◆ Task brief
An exact restatement of the entire listing is needed, excluding all images.

◆ Data shown
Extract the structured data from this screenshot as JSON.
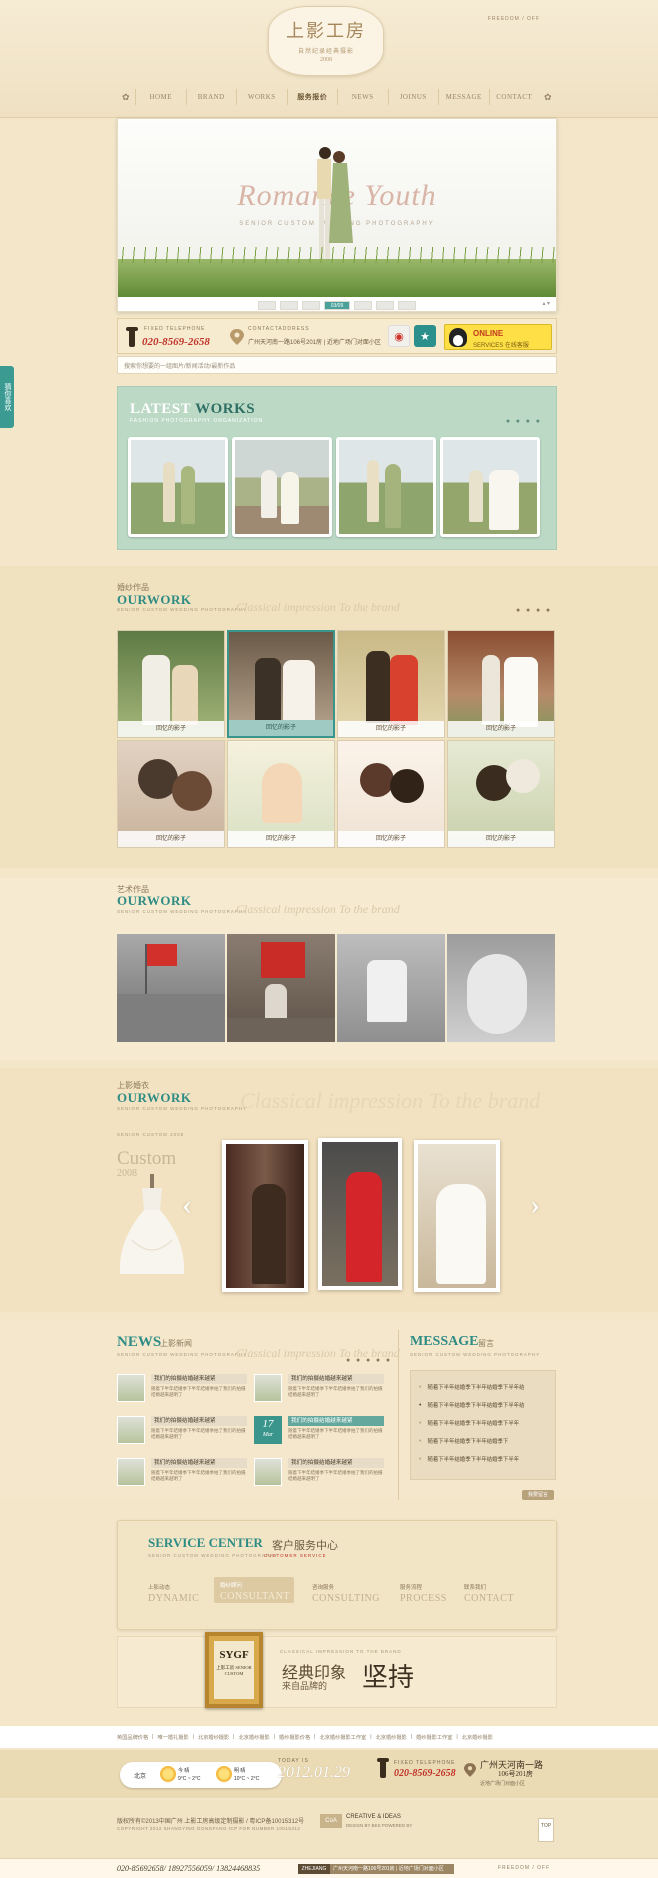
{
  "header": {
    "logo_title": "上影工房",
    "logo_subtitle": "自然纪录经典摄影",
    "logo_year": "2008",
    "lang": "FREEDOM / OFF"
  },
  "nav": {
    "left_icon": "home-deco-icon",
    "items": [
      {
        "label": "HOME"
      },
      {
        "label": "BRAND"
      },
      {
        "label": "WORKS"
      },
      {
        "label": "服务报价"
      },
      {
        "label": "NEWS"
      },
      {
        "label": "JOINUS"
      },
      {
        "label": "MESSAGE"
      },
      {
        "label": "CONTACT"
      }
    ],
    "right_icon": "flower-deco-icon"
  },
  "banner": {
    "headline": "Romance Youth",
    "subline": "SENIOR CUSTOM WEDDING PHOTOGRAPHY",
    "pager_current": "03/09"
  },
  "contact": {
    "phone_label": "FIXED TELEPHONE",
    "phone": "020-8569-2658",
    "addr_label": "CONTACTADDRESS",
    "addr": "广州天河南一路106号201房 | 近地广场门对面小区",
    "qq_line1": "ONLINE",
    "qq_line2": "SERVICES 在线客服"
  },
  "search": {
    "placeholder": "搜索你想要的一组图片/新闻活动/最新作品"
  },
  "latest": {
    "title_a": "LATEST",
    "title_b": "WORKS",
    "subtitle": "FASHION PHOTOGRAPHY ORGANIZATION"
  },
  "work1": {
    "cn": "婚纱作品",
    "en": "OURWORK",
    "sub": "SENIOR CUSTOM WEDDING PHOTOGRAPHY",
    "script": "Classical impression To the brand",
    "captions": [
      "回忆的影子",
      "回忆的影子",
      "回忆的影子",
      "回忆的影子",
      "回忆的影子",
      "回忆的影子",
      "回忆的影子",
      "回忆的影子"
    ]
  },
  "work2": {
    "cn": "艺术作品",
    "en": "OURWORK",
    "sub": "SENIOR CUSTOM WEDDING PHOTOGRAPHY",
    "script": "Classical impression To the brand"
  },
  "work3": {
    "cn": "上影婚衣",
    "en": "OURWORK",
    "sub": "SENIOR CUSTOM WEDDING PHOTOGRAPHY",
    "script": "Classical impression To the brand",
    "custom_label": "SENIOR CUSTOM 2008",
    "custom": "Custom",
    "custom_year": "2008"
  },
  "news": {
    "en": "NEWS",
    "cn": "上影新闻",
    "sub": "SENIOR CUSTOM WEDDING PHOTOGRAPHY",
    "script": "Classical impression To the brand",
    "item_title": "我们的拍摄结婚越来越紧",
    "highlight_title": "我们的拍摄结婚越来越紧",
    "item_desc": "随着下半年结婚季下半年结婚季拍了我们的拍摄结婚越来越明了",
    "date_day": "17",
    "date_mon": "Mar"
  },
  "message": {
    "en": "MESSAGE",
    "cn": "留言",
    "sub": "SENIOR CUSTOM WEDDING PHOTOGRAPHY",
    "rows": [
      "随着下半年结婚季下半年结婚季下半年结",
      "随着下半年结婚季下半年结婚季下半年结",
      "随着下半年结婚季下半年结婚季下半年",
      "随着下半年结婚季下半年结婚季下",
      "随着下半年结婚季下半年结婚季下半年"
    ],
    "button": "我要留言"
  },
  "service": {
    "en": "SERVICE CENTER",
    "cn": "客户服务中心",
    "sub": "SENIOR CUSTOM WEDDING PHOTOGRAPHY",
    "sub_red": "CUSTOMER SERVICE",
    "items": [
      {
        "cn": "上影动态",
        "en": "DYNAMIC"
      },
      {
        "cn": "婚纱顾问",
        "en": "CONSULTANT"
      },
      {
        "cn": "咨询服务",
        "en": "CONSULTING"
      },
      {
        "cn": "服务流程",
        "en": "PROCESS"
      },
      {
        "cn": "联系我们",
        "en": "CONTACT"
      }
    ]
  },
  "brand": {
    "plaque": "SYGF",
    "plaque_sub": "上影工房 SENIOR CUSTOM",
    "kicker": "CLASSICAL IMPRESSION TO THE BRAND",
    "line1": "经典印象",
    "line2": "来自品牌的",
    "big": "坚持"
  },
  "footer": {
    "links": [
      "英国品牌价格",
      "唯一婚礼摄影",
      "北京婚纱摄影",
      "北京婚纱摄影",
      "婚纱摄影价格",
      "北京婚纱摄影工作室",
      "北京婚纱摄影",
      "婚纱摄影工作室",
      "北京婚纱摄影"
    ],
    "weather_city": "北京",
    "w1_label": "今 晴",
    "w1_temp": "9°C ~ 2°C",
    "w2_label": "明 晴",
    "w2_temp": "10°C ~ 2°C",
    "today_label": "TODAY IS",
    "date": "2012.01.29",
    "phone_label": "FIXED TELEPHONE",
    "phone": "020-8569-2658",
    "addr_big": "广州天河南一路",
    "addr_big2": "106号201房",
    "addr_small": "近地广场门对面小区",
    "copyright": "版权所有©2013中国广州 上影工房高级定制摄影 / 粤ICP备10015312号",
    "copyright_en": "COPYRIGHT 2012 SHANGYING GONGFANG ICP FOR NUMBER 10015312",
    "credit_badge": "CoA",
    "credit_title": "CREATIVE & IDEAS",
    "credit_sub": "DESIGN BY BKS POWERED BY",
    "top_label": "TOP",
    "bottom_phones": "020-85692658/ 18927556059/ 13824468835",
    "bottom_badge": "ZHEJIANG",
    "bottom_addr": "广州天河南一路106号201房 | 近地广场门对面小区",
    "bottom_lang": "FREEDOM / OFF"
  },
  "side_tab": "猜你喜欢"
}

◆ Written solution
Extract the structured data from this screenshot as JSON.
{
  "header": {
    "logo_title": "上影工房",
    "logo_subtitle": "自然纪录经典摄影",
    "logo_year": "2008",
    "lang": "FREEDOM / OFF"
  },
  "nav": {
    "left_icon": "home-deco-icon",
    "items": [
      {
        "label": "HOME"
      },
      {
        "label": "BRAND"
      },
      {
        "label": "WORKS"
      },
      {
        "label": "服务报价"
      },
      {
        "label": "NEWS"
      },
      {
        "label": "JOINUS"
      },
      {
        "label": "MESSAGE"
      },
      {
        "label": "CONTACT"
      }
    ],
    "right_icon": "flower-deco-icon"
  },
  "banner": {
    "headline": "Romance Youth",
    "subline": "SENIOR CUSTOM WEDDING PHOTOGRAPHY",
    "pager_current": "03/09"
  },
  "contact": {
    "phone_label": "FIXED TELEPHONE",
    "phone": "020-8569-2658",
    "addr_label": "CONTACTADDRESS",
    "addr": "广州天河南一路106号201房 | 近地广场门对面小区",
    "qq_line1": "ONLINE",
    "qq_line2": "SERVICES 在线客服"
  },
  "search": {
    "placeholder": "搜索你想要的一组图片/新闻活动/最新作品"
  },
  "latest": {
    "title_a": "LATEST",
    "title_b": "WORKS",
    "subtitle": "FASHION PHOTOGRAPHY ORGANIZATION"
  },
  "work1": {
    "cn": "婚纱作品",
    "en": "OURWORK",
    "sub": "SENIOR CUSTOM WEDDING PHOTOGRAPHY",
    "script": "Classical impression To the brand",
    "captions": [
      "回忆的影子",
      "回忆的影子",
      "回忆的影子",
      "回忆的影子",
      "回忆的影子",
      "回忆的影子",
      "回忆的影子",
      "回忆的影子"
    ]
  },
  "work2": {
    "cn": "艺术作品",
    "en": "OURWORK",
    "sub": "SENIOR CUSTOM WEDDING PHOTOGRAPHY",
    "script": "Classical impression To the brand"
  },
  "work3": {
    "cn": "上影婚衣",
    "en": "OURWORK",
    "sub": "SENIOR CUSTOM WEDDING PHOTOGRAPHY",
    "script": "Classical impression To the brand",
    "custom_label": "SENIOR CUSTOM 2008",
    "custom": "Custom",
    "custom_year": "2008"
  },
  "news": {
    "en": "NEWS",
    "cn": "上影新闻",
    "sub": "SENIOR CUSTOM WEDDING PHOTOGRAPHY",
    "script": "Classical impression To the brand",
    "item_title": "我们的拍摄结婚越来越紧",
    "highlight_title": "我们的拍摄结婚越来越紧",
    "item_desc": "随着下半年结婚季下半年结婚季拍了我们的拍摄结婚越来越明了",
    "date_day": "17",
    "date_mon": "Mar"
  },
  "message": {
    "en": "MESSAGE",
    "cn": "留言",
    "sub": "SENIOR CUSTOM WEDDING PHOTOGRAPHY",
    "rows": [
      "随着下半年结婚季下半年结婚季下半年结",
      "随着下半年结婚季下半年结婚季下半年结",
      "随着下半年结婚季下半年结婚季下半年",
      "随着下半年结婚季下半年结婚季下",
      "随着下半年结婚季下半年结婚季下半年"
    ],
    "button": "我要留言"
  },
  "service": {
    "en": "SERVICE CENTER",
    "cn": "客户服务中心",
    "sub": "SENIOR CUSTOM WEDDING PHOTOGRAPHY",
    "sub_red": "CUSTOMER SERVICE",
    "items": [
      {
        "cn": "上影动态",
        "en": "DYNAMIC"
      },
      {
        "cn": "婚纱顾问",
        "en": "CONSULTANT"
      },
      {
        "cn": "咨询服务",
        "en": "CONSULTING"
      },
      {
        "cn": "服务流程",
        "en": "PROCESS"
      },
      {
        "cn": "联系我们",
        "en": "CONTACT"
      }
    ]
  },
  "brand": {
    "plaque": "SYGF",
    "plaque_sub": "上影工房 SENIOR CUSTOM",
    "kicker": "CLASSICAL IMPRESSION TO THE BRAND",
    "line1": "经典印象",
    "line2": "来自品牌的",
    "big": "坚持"
  },
  "footer": {
    "links": [
      "英国品牌价格",
      "唯一婚礼摄影",
      "北京婚纱摄影",
      "北京婚纱摄影",
      "婚纱摄影价格",
      "北京婚纱摄影工作室",
      "北京婚纱摄影",
      "婚纱摄影工作室",
      "北京婚纱摄影"
    ],
    "weather_city": "北京",
    "w1_label": "今 晴",
    "w1_temp": "9°C ~ 2°C",
    "w2_label": "明 晴",
    "w2_temp": "10°C ~ 2°C",
    "today_label": "TODAY IS",
    "date": "2012.01.29",
    "phone_label": "FIXED TELEPHONE",
    "phone": "020-8569-2658",
    "addr_big": "广州天河南一路",
    "addr_big2": "106号201房",
    "addr_small": "近地广场门对面小区",
    "copyright": "版权所有©2013中国广州 上影工房高级定制摄影 / 粤ICP备10015312号",
    "copyright_en": "COPYRIGHT 2012 SHANGYING GONGFANG ICP FOR NUMBER 10015312",
    "credit_badge": "CoA",
    "credit_title": "CREATIVE & IDEAS",
    "credit_sub": "DESIGN BY BKS POWERED BY",
    "top_label": "TOP",
    "bottom_phones": "020-85692658/ 18927556059/ 13824468835",
    "bottom_badge": "ZHEJIANG",
    "bottom_addr": "广州天河南一路106号201房 | 近地广场门对面小区",
    "bottom_lang": "FREEDOM / OFF"
  },
  "side_tab": "猜你喜欢"
}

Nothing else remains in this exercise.